41. cjj refers to the jth row and jth column in the C matrix; each independent variable’s standard error is calculated with a different cjj value. We used VLOOKUP here as a fancy way of doing it. Applied Regression -- Prof. Juran

42. Juran’s Lazy Portfolio • Invest in Vanguard mutual funds under university retirement plan • No shorting • Max 8 mutual funds • Rebalance once per year • Tools used: • Excel Solver • Basic Stats (mean, stdev, correl, beta, crude version of CAPM) Decision Models -- Prof. Juran 42

43. Categorical Variables Frequently in regression analysis we wish to study the effects of independent variables that are measured as nominal data (also known as categorical data). For example, many demographic factors such as political party, gender, ethnicity, marital status, or credit rating are measured in this way. Although regression analysis is generally designed to work with continuous data, these categorical types of variables can be studied with regression. Applied Regression -- Prof. Juran

44. The Binary Case: The most basic version of this situation is when a variable has two possible values, such as gender. We can set up a single “dummy” variable, such as: Why not use 1 for Male and 2 for Female? Applied Regression -- Prof. Juran

45. Multi-Category Cases: When there are k categories, we can model them with k – 1 dummy variables. For example, if we were studying the effects of different days of the week on sales, we could set up six dummy variables: Why not have a seventh variable for Saturday? Applied Regression -- Prof. Juran

46. Example: Interest Rates Data from Session 3: Applied Regression -- Prof. Juran

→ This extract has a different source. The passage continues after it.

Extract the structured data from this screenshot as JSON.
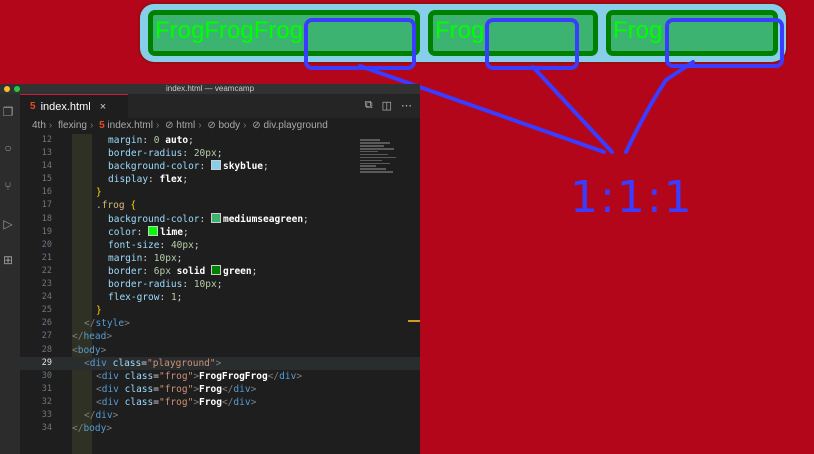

47. ANOVA results from Session 3: Applied Regression -- Prof. Juran

48. Regression Model for Interest Rates Applied Regression -- Prof. Juran